LDK is the biggest maker of wafers for solar cells after GCL-Poly Energy Holdings Ltd.

Selling subprime

(Bloomberg) -- ING Groep NV CEO Jan Hommen said the Netherlands could sell U.S. mortgage bonds for which it assumed risks when it bailed out the bank and insurer during the financial crisis without taking losses as the value of the debt recovers.

“We are very close to the break-even point, at which the government, if it were to exit, could do so without a loss,” Hommen, 69, said Wednesday. “We are very close, possibly even beyond that. So this will be another transaction on which the state won't have a loss.”

ING received 10 billion euros ($13 billion) in aid from the Dutch government in October 2008 after mortgages held at its U.S. banking and insurance units plunged in value after the real estate market crashed. In January 2009, the Dutch state assumed the risk on 80 percent of so-called Alt-A loans -- a type of mortgage that typically didn't require documentation such as proof of income -- with a value of 27.7 billion euros to stem credit losses on the assets.

Water company formed

(Bloomberg) -- The Leighton Group, involved in the construction of three of Australia's largest desalination plants, has helped form a water and environmental contracting company in Dubai to tap demand in the Gulf region.

The Habtoor Leighton Group joined last month with John Holland to create Advance Water and Environment. Leighton companies including John Holland were involved in Australia's Sydney, Melbourne and Gold Coast seawater desalination plants.

Brazilian infrastructure

(Bloomberg) -- Brazil's biggest infrastructure companies from Santos Brasil Participacoes SA to EcoRodovias Infraestrutura & Logistica SA are settling for lower returns from government contracts, betting that a rebounding economy will make new projects viable.

EcoRodovias, Brazil's largest toll-road operator, expects returns of about 9 percent, CEO Marcelino Rafart de Seras said Tuesday.

That's down from at least 15 percent for toll roads auctioned to private investors in the 1990s, said Banco Itau BBA SA. TPI Triunfo Participacoes & Investimentos SA CEO Carlo Alberto Bottarelli sees lower rates “near double digits,” while port operator Santos Brasil CEO Antonio Sepulveda expects returns “slightly above” 10 percent.

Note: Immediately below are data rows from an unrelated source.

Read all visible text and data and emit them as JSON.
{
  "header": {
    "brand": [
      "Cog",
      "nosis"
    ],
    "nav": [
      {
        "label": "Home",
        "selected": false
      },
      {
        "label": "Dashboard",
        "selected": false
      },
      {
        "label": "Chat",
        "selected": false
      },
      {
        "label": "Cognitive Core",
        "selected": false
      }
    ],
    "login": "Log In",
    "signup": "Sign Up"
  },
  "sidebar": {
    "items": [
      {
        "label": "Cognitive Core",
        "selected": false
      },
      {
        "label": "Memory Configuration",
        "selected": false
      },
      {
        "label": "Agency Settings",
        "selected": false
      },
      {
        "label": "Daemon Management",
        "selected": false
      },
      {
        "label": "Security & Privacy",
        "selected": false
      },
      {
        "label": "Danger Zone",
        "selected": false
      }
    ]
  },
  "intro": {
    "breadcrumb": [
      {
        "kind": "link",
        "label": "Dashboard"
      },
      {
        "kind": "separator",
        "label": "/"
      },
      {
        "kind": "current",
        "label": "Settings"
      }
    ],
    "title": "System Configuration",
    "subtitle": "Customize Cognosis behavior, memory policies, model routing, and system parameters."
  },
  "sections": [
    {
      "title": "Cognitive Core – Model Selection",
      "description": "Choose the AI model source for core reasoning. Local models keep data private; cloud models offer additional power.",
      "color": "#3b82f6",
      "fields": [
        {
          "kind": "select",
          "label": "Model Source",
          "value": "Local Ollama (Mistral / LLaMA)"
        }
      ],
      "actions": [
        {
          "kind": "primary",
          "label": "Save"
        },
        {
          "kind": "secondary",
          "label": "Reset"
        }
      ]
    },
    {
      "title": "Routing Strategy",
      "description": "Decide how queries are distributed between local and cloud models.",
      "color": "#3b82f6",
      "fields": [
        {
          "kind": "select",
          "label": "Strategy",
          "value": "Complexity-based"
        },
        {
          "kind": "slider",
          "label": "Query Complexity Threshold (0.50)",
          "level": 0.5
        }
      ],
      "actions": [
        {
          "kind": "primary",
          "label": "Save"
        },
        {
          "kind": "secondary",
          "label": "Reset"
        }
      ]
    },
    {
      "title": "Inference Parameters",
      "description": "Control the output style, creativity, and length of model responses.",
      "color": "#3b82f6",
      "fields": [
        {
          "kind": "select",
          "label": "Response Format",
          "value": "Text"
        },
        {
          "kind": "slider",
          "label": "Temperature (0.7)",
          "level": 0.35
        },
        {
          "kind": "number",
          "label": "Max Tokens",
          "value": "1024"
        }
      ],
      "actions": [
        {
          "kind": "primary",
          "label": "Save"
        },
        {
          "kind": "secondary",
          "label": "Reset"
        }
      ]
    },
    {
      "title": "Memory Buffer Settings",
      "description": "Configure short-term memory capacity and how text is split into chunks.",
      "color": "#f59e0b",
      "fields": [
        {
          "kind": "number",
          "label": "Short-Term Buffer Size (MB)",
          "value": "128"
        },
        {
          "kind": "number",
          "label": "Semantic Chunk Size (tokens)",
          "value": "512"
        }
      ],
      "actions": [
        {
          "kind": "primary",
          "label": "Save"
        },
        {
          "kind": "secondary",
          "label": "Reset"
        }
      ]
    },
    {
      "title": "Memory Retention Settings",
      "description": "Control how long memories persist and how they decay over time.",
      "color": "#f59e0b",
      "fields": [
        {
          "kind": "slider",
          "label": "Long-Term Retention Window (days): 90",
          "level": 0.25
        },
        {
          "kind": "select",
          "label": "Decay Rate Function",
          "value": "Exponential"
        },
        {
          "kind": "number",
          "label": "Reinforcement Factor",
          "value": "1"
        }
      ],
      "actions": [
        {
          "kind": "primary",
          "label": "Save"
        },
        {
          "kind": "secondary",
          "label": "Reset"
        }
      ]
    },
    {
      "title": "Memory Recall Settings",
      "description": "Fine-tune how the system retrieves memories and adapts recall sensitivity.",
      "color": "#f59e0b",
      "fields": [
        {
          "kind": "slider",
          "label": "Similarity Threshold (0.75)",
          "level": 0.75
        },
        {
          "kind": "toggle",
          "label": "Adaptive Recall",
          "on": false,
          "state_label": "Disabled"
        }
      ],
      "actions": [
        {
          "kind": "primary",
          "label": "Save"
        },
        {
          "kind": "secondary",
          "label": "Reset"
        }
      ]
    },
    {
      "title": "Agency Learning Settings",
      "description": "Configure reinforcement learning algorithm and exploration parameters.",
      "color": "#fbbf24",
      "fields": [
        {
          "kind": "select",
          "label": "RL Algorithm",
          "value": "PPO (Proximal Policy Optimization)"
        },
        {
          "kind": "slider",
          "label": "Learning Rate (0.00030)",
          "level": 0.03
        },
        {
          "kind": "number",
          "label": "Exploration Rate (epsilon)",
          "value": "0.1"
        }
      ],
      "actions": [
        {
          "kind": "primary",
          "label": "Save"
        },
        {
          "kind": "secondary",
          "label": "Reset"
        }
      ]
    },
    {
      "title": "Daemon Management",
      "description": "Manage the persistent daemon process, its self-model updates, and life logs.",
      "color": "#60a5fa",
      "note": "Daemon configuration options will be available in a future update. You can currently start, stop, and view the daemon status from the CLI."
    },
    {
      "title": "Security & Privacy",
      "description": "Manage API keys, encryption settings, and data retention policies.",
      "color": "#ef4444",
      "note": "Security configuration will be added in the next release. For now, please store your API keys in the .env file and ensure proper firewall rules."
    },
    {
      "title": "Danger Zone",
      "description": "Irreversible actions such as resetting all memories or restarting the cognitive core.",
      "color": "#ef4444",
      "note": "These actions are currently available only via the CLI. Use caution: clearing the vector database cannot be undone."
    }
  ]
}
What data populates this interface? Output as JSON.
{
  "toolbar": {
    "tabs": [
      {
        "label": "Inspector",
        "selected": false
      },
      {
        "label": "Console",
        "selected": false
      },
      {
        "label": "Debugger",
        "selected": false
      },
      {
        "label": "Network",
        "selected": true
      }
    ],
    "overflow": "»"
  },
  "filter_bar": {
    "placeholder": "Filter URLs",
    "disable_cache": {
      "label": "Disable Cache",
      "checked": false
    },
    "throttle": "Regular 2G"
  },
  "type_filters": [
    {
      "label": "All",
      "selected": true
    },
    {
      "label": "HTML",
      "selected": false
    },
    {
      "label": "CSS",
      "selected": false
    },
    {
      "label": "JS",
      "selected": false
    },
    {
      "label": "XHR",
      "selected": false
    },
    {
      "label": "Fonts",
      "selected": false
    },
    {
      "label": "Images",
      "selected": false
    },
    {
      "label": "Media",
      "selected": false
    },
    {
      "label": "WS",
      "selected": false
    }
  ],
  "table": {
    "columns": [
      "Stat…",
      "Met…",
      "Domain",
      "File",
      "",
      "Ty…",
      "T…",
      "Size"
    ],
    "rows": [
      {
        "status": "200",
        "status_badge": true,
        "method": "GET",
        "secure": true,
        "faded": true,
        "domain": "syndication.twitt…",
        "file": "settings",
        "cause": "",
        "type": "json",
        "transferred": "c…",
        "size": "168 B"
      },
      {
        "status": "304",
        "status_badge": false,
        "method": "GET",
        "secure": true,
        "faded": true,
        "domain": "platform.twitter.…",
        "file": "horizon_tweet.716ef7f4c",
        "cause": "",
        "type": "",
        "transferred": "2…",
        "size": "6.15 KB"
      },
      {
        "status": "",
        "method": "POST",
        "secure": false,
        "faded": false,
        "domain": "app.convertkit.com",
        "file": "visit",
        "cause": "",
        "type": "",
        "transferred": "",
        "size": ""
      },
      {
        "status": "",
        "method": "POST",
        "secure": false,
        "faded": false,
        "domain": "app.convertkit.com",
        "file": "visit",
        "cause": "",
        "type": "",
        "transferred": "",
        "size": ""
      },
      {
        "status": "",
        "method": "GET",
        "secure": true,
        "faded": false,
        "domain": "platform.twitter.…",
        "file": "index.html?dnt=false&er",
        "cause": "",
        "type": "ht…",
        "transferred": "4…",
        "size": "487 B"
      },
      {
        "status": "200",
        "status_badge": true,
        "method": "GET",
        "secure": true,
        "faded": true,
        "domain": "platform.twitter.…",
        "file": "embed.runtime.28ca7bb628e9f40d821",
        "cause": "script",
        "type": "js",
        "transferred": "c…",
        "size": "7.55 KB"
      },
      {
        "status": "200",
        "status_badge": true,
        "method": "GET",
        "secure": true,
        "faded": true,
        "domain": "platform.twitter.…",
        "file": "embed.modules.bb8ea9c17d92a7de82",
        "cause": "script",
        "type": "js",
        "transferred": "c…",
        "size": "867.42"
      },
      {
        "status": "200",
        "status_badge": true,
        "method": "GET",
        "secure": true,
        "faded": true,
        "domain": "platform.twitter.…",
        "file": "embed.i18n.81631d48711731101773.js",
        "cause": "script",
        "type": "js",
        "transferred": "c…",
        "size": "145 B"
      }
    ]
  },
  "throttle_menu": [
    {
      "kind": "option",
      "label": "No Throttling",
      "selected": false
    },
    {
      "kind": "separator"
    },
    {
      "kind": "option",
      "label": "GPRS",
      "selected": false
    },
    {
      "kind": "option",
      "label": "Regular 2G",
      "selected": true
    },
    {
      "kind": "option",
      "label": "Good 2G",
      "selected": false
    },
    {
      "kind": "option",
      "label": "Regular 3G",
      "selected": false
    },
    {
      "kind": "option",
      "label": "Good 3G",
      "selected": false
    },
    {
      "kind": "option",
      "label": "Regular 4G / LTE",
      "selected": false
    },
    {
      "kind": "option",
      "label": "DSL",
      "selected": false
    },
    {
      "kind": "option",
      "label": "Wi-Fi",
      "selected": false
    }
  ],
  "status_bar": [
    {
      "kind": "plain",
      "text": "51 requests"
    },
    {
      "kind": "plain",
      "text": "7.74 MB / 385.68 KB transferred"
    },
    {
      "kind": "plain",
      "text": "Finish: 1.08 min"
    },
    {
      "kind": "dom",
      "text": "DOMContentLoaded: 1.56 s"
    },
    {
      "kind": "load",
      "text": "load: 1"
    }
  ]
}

“The trend is for the rate of return to fall, but there's going to be more competition among infrastructure assets -- there’s going to be a ports package, a road package, a rail package,” Bottarelli said at the event. “For us, what’s important is the contract. And if the contract is stable, then we’ll take a look.”

Kyrgyzstan water

(Bloomberg) -- The European Bank for Reconstruction and Development (EBRD) is seeking project managers and water experts in the central Asian nation of Kyrgyzstan to improve supplies so unreliable there may not be potable water for more than a couple hours every other day.

The situation is such that Kyrgyz families store water in bathtubs and buckets when supply is available and water-borne disease outbreaks can occur, the bank said, adding that it's trying to address the problems through “a number of relatively small but well-designed projects.”

The U.S. military has an air base in Manas, Kyrgyzstan, that's used to supply troops to Afghanistan.

User Response
0 UserComments